Second, we have to operate in different hospitals due to insurance company requirements. This exposes patients to very different realities, e.g., many intensive care teams see such cases only once a month or even as rarely as once a year. We find this scheme—which is, of course, related to country-specific health policies—particularly suboptimal, as the learning curve should include not only surgeons but also the nursing staff and intensive care team. Ideally, these cases should be concentrated in selected centers dedicated to aortic surgery.
An interesting finding is that almost 50% of deaths in the series were due to myocardial infarction.
Another very interesting point observed in this series was the fact that events resulting in death occurred after patients had already recovered from anesthesia, and no major spinal cord deficits were observed, which is very much a point in favor of TEVAR.
In our experience, paraplegia rates have been relatively low (2%) which is in keeping with most current publications. Our strategy for prevention of paraplegia is essentially to keep systolic blood pressure above 120 mmHg and spinal fluid pressure below 12 cmH2O. Although we have not used the “perfusion sac branch” to prevent paraplegia as proposed by Krassi in previous reports, we think it can be a good adjunct for this purpose (7,8).
Overall, we believe that a point has been reached where comparison between TEVAR and open procedures is no longer the most important aspect regarding TAAA therapy. Our major target now is to improve the outcomes of TEVAR and disseminate its practice, as it is clear that both patients and surgeons would not prefer an overtly morbid procedure that involves opening the chest, abdomen, and diaphragm, which may have devastating impact on the patient's quality of life. Whereas endovascular treatment provides outcomes that are at least similar to those of open techniques and has broad technical potential given the rapid pace of material development.
Disclosure: Marcelo Ferreira is a proctor for Cook Medical in Latin America.The other authors declare no conflict of interest.
- Debakey ME, Creech O Jr, Morris GC Jr. Aneurysm of thoracoabdominal aorta involving the celiac, superior mesenteric, and renal arteries; report of four cases treated by resection and homograft replacement. Ann Surg 1956;144:549-73.
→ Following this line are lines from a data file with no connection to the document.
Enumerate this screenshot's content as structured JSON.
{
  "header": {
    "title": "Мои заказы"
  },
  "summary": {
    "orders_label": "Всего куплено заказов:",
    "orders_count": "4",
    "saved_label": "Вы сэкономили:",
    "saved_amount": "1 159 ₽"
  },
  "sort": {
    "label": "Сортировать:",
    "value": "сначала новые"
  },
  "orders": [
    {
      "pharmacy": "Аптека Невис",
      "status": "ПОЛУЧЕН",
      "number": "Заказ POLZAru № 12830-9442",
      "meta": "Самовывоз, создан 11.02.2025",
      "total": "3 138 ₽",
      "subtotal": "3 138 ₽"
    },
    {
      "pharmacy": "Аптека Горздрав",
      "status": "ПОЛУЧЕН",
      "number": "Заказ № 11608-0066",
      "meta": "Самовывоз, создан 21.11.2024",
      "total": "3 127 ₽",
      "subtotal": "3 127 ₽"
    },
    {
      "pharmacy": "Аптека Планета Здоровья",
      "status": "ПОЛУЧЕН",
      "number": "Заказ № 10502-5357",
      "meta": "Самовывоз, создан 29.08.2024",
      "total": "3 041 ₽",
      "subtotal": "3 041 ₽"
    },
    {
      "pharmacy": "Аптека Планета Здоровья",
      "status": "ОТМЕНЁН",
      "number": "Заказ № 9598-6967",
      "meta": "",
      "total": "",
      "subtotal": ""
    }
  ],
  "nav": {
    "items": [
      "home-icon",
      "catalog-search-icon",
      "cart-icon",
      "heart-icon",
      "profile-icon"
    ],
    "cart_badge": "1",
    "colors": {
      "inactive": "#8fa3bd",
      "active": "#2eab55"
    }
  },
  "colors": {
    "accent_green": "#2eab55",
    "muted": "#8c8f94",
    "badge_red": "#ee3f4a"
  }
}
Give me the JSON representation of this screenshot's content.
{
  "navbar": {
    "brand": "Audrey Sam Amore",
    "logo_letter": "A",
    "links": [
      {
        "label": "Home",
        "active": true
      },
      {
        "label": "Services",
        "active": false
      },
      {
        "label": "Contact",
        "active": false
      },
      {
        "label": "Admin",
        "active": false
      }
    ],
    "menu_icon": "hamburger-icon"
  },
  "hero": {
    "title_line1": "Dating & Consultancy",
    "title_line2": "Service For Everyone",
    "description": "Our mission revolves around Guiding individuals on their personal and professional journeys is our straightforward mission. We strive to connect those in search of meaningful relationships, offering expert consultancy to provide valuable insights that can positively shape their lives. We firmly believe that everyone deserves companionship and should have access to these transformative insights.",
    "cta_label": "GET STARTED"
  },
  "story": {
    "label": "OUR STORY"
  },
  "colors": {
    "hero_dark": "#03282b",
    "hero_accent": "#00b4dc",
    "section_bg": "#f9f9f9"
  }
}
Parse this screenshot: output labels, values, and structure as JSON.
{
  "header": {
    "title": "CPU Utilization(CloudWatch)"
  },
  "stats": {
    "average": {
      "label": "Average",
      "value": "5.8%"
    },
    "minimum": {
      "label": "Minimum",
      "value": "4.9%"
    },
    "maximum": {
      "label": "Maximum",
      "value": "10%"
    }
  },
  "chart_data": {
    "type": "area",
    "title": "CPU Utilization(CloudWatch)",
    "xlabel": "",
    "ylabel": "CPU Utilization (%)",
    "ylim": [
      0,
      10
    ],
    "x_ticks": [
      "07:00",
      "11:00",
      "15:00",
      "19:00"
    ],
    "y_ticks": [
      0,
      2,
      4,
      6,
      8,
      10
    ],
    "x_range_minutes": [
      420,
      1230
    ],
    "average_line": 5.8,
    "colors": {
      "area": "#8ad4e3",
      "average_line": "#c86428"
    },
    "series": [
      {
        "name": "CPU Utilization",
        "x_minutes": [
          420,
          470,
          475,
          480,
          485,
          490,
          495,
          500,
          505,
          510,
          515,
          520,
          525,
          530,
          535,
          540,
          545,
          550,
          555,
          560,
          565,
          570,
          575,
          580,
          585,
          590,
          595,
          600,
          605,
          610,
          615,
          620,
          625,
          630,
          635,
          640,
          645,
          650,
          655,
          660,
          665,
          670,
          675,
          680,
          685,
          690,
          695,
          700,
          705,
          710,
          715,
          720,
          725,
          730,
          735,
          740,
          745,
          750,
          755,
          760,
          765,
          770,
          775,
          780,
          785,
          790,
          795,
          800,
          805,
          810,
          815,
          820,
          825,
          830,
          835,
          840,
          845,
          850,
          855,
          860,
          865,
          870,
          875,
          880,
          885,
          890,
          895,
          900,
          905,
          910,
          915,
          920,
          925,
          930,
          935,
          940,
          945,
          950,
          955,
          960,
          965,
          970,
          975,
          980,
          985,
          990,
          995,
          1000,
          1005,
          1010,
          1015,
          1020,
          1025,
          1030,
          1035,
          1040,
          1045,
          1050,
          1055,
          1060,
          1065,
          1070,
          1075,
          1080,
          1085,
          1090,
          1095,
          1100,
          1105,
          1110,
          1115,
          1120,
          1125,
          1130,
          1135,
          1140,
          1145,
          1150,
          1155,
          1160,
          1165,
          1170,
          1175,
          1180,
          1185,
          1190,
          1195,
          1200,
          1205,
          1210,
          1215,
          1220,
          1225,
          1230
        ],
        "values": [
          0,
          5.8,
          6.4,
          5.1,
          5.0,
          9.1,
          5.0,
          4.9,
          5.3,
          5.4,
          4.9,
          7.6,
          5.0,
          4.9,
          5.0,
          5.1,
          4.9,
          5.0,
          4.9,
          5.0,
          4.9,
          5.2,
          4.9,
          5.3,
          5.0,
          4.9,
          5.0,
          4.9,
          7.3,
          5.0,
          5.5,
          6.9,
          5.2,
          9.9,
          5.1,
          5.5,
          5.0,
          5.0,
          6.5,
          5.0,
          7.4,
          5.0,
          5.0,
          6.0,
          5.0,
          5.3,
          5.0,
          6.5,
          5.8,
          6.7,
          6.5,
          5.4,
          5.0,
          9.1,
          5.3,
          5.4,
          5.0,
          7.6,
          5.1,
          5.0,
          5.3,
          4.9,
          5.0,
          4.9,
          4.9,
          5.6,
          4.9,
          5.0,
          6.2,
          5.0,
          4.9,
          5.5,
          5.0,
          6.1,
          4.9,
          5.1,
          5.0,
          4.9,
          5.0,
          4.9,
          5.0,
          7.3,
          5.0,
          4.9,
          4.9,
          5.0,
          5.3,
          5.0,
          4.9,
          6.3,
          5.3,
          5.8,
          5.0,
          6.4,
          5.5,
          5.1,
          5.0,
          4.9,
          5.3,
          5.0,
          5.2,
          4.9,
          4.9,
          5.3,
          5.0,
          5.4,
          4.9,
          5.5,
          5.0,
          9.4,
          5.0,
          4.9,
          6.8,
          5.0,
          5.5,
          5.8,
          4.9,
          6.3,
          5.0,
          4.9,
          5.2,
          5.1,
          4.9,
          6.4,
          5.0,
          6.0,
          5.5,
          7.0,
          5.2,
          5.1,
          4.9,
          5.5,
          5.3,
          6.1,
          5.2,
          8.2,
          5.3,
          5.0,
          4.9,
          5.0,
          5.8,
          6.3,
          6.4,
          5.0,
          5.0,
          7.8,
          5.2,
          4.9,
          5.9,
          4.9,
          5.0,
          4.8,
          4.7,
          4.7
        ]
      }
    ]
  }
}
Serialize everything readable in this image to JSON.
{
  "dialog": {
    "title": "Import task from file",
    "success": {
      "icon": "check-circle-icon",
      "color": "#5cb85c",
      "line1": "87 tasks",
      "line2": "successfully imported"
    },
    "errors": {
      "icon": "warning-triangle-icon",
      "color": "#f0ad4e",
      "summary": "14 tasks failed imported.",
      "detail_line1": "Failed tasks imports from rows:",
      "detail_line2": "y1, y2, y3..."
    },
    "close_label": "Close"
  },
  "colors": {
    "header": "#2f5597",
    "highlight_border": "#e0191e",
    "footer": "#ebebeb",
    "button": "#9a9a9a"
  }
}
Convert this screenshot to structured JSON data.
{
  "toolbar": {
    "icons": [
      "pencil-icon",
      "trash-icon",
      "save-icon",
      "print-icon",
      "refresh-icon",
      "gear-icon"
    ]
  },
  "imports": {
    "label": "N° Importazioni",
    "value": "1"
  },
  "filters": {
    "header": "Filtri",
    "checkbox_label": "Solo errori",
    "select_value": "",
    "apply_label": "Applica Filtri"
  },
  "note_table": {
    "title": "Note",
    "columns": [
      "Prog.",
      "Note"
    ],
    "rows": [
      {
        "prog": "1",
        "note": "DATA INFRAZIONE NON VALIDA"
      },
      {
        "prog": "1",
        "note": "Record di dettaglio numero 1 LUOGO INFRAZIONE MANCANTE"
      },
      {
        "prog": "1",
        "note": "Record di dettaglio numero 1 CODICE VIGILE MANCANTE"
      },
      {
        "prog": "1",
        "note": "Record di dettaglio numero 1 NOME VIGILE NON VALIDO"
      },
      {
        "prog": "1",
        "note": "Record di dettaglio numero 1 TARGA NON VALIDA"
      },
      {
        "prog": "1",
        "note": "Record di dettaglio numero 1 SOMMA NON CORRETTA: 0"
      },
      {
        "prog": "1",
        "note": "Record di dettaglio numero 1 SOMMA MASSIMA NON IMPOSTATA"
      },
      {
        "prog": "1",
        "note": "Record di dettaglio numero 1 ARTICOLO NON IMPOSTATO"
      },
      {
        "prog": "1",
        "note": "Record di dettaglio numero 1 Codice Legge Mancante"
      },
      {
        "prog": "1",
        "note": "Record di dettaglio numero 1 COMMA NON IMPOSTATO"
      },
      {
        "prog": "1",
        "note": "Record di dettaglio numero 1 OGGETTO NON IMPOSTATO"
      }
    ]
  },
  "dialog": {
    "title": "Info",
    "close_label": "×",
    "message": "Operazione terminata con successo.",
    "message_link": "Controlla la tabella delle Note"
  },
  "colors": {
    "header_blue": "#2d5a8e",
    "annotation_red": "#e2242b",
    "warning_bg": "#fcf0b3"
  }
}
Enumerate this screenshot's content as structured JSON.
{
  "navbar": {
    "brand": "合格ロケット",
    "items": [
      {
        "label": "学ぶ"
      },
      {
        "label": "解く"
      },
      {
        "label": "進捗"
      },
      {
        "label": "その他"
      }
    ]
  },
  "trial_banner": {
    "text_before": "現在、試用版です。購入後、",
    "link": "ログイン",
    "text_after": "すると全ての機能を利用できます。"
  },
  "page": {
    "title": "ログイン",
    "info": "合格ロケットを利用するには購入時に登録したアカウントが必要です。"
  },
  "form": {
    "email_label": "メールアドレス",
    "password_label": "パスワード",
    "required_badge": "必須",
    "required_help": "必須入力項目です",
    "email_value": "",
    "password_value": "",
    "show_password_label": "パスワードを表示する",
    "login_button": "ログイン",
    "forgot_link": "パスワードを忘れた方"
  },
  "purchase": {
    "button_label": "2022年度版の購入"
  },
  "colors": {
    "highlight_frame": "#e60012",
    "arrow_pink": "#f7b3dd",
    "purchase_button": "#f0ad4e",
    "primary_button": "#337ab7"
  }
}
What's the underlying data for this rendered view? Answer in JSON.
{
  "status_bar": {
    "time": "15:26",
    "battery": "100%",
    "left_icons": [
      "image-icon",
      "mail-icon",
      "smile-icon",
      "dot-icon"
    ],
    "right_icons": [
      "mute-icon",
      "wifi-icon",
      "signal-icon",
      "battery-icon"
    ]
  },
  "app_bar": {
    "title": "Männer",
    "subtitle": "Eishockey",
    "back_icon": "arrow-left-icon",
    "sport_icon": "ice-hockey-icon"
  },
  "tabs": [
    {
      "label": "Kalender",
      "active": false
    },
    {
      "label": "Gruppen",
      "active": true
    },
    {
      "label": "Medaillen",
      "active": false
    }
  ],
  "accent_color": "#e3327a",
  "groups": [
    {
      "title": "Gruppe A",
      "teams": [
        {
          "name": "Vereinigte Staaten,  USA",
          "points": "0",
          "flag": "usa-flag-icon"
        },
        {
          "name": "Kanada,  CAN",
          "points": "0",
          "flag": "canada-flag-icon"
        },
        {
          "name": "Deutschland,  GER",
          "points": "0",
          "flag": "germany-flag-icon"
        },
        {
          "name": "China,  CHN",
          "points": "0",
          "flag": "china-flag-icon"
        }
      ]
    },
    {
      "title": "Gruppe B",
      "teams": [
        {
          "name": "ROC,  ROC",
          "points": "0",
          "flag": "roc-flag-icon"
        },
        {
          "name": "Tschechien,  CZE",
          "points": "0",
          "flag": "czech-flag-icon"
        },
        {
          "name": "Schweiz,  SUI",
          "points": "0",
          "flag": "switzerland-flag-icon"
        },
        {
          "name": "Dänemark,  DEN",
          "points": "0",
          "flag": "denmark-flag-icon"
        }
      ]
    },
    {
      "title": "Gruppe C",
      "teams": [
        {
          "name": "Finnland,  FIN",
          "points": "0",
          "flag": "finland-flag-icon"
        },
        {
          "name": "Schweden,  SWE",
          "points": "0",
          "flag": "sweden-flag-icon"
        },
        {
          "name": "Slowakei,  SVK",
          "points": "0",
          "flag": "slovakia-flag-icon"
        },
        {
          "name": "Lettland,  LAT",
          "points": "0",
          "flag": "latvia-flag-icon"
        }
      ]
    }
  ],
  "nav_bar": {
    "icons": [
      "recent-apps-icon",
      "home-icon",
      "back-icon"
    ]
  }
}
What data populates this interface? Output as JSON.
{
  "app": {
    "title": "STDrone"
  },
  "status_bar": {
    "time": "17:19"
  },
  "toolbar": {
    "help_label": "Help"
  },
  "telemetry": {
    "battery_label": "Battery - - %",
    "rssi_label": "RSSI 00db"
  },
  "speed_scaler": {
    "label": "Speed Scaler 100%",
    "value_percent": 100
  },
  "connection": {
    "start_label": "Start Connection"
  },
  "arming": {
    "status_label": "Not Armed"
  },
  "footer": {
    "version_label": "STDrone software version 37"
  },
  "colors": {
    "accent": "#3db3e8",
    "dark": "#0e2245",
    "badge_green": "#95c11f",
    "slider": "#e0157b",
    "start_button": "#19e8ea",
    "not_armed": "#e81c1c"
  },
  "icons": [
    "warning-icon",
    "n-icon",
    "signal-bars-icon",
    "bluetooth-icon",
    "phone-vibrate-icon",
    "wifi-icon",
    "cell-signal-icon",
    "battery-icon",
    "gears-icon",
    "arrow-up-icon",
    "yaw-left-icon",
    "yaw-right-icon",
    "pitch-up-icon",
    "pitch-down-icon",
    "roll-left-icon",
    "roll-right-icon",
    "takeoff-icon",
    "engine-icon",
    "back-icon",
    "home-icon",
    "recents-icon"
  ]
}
- Ferreira M, Lanziotti L, Monteiro M. Branched devices for thoracoabdominal aneurysm repair: early experience. J Vasc Surg 2008;48:30S-36S; discussion 36S.
- Chuter T, Greenberg RK. Standardized off-the-shelf components for multibranched endovascular repair of thoracoabdominal aortic aneurysms. Perspect Vasc Surg Endovasc Ther 2011;23:195-201.
- Verhoeven E, Tielliu IF, Zeebregts CJ, et al. [Results of endovascular repair of TAAA in the first 50 patients]. Zentralbl Chir 2011;136:451-7.
- O’Brien N, Sobocinski J, d’Elia P, et al. Fenestrated endovascular repair of type IV thoracoabdominal aneurysms: device design and implantation technique. Perspect Vasc Surg Endovasc Ther 2011;23:173-7.
- Mastracci TM, Eagleton MJ. Endovascular repair of type II and type III thoracoabdominal aneurysms. Perspect Vasc Surg Endovasc Ther 2011;23:178-85.
- Harrison SC, Agu O, Harris PL, et al. Elective sac perfusion to reduce the risk of neurologic events following endovascular repair of thoracoabdominal aneurysms. J Vasc Surg 2012;55:1202-5.
- Lioupis C, Corriveau MM, Mackenzie KS, et al. Paraplegia prevention branches: a new adjunct for preventing or treating spinal cord injury after endovascular repair of thoracoabdominal aneurysms. J Vasc Surg 2011;54:252-7.